### Task statement
Which lines in the data below contain the word "Economics"? Pull each of them out.

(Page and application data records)
○ ○ ○ ○ ○ ○ ○
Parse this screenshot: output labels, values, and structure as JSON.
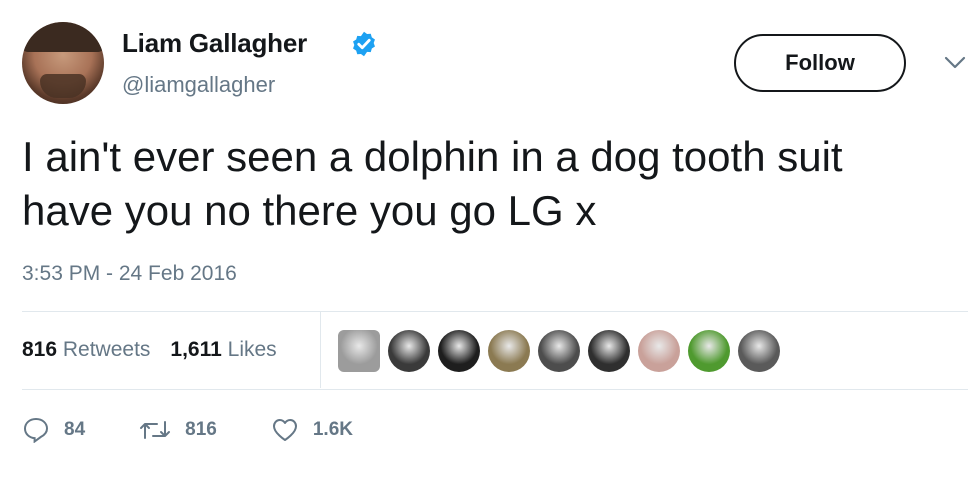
{
  "user": {
    "name": "Liam Gallagher",
    "handle": "@liamgallagher",
    "verified_color": "#1da1f2"
  },
  "follow": {
    "label": "Follow"
  },
  "tweet": {
    "text": "I ain't ever seen a dolphin in a dog tooth suit\nhave you no there you go LG x",
    "timestamp": "3:53 PM - 24 Feb 2016"
  },
  "stats": {
    "retweets_count": "816",
    "retweets_label": " Retweets",
    "likes_count": "1,611",
    "likes_label": " Likes"
  },
  "likers": [
    {
      "icon": "liker-avatar",
      "color": "#9c9c9c"
    },
    {
      "icon": "liker-avatar",
      "color": "#3a3a3a"
    },
    {
      "icon": "liker-avatar",
      "color": "#1e1e1e"
    },
    {
      "icon": "liker-avatar",
      "color": "#8b7a52"
    },
    {
      "icon": "liker-avatar",
      "color": "#4d4d4d"
    },
    {
      "icon": "liker-avatar",
      "color": "#2f2f2f"
    },
    {
      "icon": "liker-avatar",
      "color": "#c9a19a"
    },
    {
      "icon": "liker-avatar",
      "color": "#4f9a2f"
    },
    {
      "icon": "liker-avatar",
      "color": "#5a5a5a"
    }
  ],
  "actions": {
    "replies": "84",
    "retweets": "816",
    "likes": "1.6K"
  }
}
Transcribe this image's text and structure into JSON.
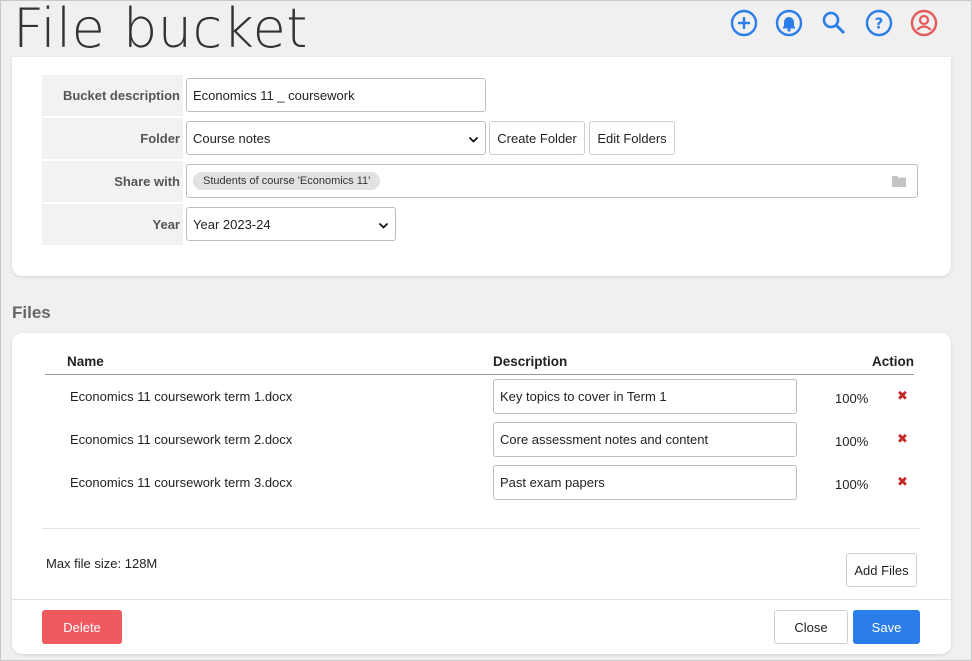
{
  "header": {
    "title": "File bucket",
    "icons": [
      "add-circle-icon",
      "bell-icon",
      "search-icon",
      "help-icon",
      "user-icon"
    ],
    "icon_color": "#2b7de9",
    "user_icon_color": "#e35b5b"
  },
  "form": {
    "description_label": "Bucket description",
    "description_value": "Economics 11 _ coursework",
    "folder_label": "Folder",
    "folder_value": "Course notes",
    "create_folder_label": "Create Folder",
    "edit_folders_label": "Edit Folders",
    "share_label": "Share with",
    "share_chip": "Students of course 'Economics 11'",
    "year_label": "Year",
    "year_value": "Year 2023-24"
  },
  "files": {
    "section_title": "Files",
    "columns": {
      "name": "Name",
      "description": "Description",
      "action": "Action"
    },
    "rows": [
      {
        "name": "Economics 11 coursework term 1.docx",
        "description": "Key topics to cover in Term 1",
        "progress": "100%"
      },
      {
        "name": "Economics 11 coursework term 2.docx",
        "description": "Core assessment notes and content",
        "progress": "100%"
      },
      {
        "name": "Economics 11 coursework term 3.docx",
        "description": "Past exam papers",
        "progress": "100%"
      }
    ],
    "max_size": "Max file size: 128M",
    "add_files_label": "Add Files"
  },
  "footer": {
    "delete_label": "Delete",
    "close_label": "Close",
    "save_label": "Save"
  },
  "colors": {
    "delete": "#f0595e",
    "save": "#2b7de9",
    "remove_x": "#c62828"
  }
}
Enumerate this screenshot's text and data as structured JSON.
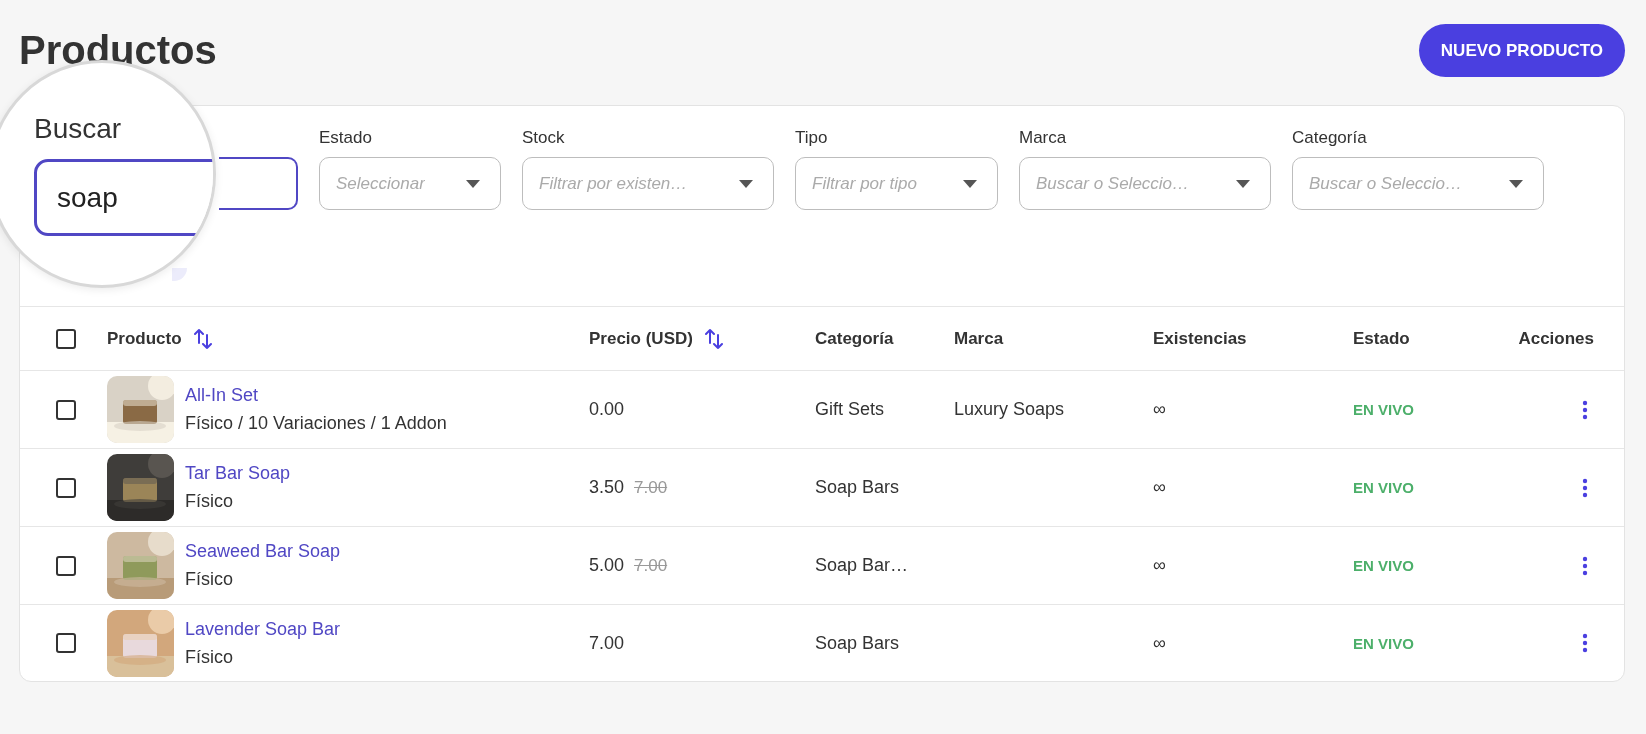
{
  "page": {
    "title": "Productos",
    "new_button": "NUEVO PRODUCTO"
  },
  "filters": {
    "search": {
      "label": "Buscar",
      "value": "soap"
    },
    "selects": [
      {
        "label": "Estado",
        "placeholder": "Seleccionar"
      },
      {
        "label": "Stock",
        "placeholder": "Filtrar por existen…"
      },
      {
        "label": "Tipo",
        "placeholder": "Filtrar por tipo"
      },
      {
        "label": "Marca",
        "placeholder": "Buscar o Seleccio…"
      },
      {
        "label": "Categoría",
        "placeholder": "Buscar o Seleccio…"
      }
    ]
  },
  "table": {
    "header_checkbox": {
      "checked": false
    },
    "columns": [
      {
        "label": "Producto",
        "sortable": true
      },
      {
        "label": "Precio (USD)",
        "sortable": true
      },
      {
        "label": "Categoría",
        "sortable": false
      },
      {
        "label": "Marca",
        "sortable": false
      },
      {
        "label": "Existencias",
        "sortable": false
      },
      {
        "label": "Estado",
        "sortable": false
      },
      {
        "label": "Acciones",
        "sortable": false
      }
    ],
    "rows": [
      {
        "checked": false,
        "name": "All-In Set",
        "subtitle": "Físico / 10 Variaciones / 1 Addon",
        "price": "0.00",
        "category": "Gift Sets",
        "brand": "Luxury Soaps",
        "stock": "∞",
        "status": "EN VIVO"
      },
      {
        "checked": false,
        "name": "Tar Bar Soap",
        "subtitle": "Físico",
        "price": "3.50",
        "old_price": "7.00",
        "category": "Soap Bars",
        "stock": "∞",
        "status": "EN VIVO"
      },
      {
        "checked": false,
        "name": "Seaweed Bar Soap",
        "subtitle": "Físico",
        "price": "5.00",
        "old_price": "7.00",
        "category": "Soap Bar…",
        "stock": "∞",
        "status": "EN VIVO"
      },
      {
        "checked": false,
        "name": "Lavender Soap Bar",
        "subtitle": "Físico",
        "price": "7.00",
        "category": "Soap Bars",
        "stock": "∞",
        "status": "EN VIVO"
      }
    ]
  }
}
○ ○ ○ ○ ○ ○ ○
### Written solution
    "description_value": "Economics 11 _ coursework",
    "share_chip": "Students of course 'Economics 11'",
        "name": "Economics 11 coursework term 1.docx",
        "name": "Economics 11 coursework term 2.docx",
        "name": "Economics 11 coursework term 3.docx",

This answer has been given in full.